Ed: It was a treat to see my mail posted. Thanks. As for the t-shirts, I don't make any to sell, just for my own use. However, if anyone out there wants to "pirate" the material, I want them to feel free to do so. Anyone with a computer, a printer and some blank transfer paper can make them very easily. Craft paint also works well.
Now, on to the rest of the story. I really don't have any choice about being open about my condition. My wife and I are nudists. I had to be willing to be open or give up our preferred lifestyle. Oddly enough, I have had far fewer negative reactions from nudists than from non-nudists. I don't know if they are just better educated about matters of the skin or if they are simply that much more accepting. Either way, I have an easier time at nudist camps than at public pools or beaches. I have been told I'm not welcome at some pools, including those in two state parks.
As for children, I find they will come to me very directly and ask about my condition, while adults tend to whisper among themselves, stare and try to figure it out on their own, while keeping me at arm's length, or more. I much prefer the open approach of the children. Their main concern usually is if they can catch it. When assured they cannot get it from me, they very quickly forget the whole thing and go back to what they were doing before.
One of the best(?) comments I've had from a stranger was voiced by a teenage girl in a fast food restaurant. When I handed her my money, she saw the large lesion on my forearm and responded, "Oh now that looks great!"
Well, enough for now. I know you have more to do than read my rambling. -Roger D.
Ed's Response: Every time I begin to think nothing more could surprise me, I am surprised. I was surprised to find the inventor of P Confession T-shirts is a nudist (see link at end). You are the first nudist-flaker I have known, Roger. Are you unique within your community, or are flakers common there?
I find your statement, "I have had far fewer negative reactions from nudists than from non-nudists," very interesting. Here (it seems to me) is a wonderful opportunity to study the psycho-social aspects of our disease. As a nudist, you are letting your P hang out theresomething few of us are willing to do. In trying to put my semantic finger on what is at work here I keep coming around to the word "honesty." There is a brutal honesty in "nude psoriasis." Yet you experience "far fewer negative reactions." Of course we have yet to learn if this is something special to nudists. Could it be that there is something extra-accepting, extra-forgiving in the psyche of a nudist? I could certainly believe there is. I've been told by other nudists that acquaintances made between nudists are typically far richer than acquaintances made between clothed strangers because, from the onset, so much about the individual is unshrouded, non-secretive, factual and known rather than imagined but unknown. (I've no idea if this is true; it rather sounds like brochure copy, doesn't it?) One thing must certainly be true for the psoriatic nudist: When we are clothed people never see the extent of our deformity. We can lie about it to elicit sympathy, or pretend it doesn't exist at all beneath our clothes. Such deceits are less available to the nudist. What does that tell us if the nudist finds "I have had far fewer negative reactions from nudists than from non-nudists"?

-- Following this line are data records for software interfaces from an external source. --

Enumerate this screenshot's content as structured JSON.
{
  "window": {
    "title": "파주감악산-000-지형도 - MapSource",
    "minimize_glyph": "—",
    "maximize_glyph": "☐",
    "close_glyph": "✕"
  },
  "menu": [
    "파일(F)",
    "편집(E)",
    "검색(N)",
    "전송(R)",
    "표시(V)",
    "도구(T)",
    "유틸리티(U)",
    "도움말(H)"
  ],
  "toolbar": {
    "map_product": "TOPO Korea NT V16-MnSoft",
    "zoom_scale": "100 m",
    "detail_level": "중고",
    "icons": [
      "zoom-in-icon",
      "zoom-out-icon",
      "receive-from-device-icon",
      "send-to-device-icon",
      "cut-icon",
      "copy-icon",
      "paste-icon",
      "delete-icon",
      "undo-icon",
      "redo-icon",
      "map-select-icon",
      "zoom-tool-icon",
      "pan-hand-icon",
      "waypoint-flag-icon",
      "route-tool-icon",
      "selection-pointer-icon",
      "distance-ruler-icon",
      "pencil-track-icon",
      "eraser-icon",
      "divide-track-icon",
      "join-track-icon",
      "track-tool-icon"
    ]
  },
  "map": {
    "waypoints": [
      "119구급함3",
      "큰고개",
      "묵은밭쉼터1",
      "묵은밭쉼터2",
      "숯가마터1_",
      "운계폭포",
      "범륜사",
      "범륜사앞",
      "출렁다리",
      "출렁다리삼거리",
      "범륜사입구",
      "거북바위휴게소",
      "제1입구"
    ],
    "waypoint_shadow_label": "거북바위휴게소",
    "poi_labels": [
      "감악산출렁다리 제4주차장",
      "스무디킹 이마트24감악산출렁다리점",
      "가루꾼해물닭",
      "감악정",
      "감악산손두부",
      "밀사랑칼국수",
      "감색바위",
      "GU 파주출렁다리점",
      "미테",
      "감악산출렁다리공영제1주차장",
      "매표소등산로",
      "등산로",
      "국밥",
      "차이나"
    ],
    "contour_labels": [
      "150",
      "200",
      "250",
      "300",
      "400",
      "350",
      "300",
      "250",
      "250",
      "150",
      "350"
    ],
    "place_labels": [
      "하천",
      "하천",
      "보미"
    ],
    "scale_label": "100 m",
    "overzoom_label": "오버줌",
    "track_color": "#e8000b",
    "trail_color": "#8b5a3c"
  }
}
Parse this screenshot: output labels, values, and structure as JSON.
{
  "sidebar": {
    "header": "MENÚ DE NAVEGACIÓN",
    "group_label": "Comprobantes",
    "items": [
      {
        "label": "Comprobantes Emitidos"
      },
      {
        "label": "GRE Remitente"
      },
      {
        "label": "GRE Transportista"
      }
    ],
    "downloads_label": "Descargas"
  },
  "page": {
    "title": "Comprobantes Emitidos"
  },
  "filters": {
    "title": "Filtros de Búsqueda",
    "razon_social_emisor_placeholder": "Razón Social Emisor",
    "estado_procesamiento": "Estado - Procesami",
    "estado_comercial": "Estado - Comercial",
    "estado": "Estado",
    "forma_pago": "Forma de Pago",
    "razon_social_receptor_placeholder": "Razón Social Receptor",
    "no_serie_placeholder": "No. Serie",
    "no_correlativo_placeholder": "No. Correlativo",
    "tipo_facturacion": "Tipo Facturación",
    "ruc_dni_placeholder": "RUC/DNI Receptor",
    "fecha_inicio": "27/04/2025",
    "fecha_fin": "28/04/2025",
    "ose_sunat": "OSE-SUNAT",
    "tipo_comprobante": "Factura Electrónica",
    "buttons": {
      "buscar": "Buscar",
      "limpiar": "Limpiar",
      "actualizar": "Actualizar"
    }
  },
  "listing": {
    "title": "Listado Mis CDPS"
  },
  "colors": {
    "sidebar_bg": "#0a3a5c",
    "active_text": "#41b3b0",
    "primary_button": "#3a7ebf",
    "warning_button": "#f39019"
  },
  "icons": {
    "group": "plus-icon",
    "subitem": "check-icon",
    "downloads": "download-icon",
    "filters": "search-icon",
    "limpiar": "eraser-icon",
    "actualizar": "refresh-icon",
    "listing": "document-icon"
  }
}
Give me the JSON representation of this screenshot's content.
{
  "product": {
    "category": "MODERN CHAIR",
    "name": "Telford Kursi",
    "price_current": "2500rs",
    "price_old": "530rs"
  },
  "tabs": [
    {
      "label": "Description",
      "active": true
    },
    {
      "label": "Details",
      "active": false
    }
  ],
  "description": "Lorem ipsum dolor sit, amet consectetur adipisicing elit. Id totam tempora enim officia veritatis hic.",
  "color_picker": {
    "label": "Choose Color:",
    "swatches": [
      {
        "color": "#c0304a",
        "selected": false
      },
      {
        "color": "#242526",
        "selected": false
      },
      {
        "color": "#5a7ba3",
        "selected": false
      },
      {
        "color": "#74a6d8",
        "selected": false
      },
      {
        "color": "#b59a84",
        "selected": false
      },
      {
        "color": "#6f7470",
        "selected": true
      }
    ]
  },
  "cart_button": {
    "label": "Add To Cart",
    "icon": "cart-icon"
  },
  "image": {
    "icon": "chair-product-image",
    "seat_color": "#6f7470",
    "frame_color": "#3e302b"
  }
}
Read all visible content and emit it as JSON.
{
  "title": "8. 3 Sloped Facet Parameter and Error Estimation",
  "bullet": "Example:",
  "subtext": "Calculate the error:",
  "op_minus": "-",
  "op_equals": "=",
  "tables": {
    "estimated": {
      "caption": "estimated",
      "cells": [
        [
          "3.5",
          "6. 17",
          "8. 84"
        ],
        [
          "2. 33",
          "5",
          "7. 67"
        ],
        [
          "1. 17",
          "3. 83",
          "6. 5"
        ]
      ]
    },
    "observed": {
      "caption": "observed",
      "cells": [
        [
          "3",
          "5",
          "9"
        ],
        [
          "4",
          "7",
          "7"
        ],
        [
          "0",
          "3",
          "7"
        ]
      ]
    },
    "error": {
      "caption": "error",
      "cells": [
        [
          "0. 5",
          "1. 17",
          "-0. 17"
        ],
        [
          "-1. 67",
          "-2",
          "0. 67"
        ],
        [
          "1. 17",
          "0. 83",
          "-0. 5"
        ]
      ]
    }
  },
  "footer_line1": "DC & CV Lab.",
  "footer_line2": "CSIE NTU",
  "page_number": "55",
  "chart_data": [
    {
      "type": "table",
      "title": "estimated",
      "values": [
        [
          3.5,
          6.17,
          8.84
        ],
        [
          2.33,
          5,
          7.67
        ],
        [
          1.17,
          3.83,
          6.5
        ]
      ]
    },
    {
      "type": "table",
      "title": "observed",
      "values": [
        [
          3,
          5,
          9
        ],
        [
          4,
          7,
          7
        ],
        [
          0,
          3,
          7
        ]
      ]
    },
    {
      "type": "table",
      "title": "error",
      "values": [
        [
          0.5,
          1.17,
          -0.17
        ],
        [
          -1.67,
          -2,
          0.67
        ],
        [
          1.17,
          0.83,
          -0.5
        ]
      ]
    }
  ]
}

Though I'm not quite ready to shed my clothes to prove a point, it sure presents something to ponder. Thanks, Roger! -Ed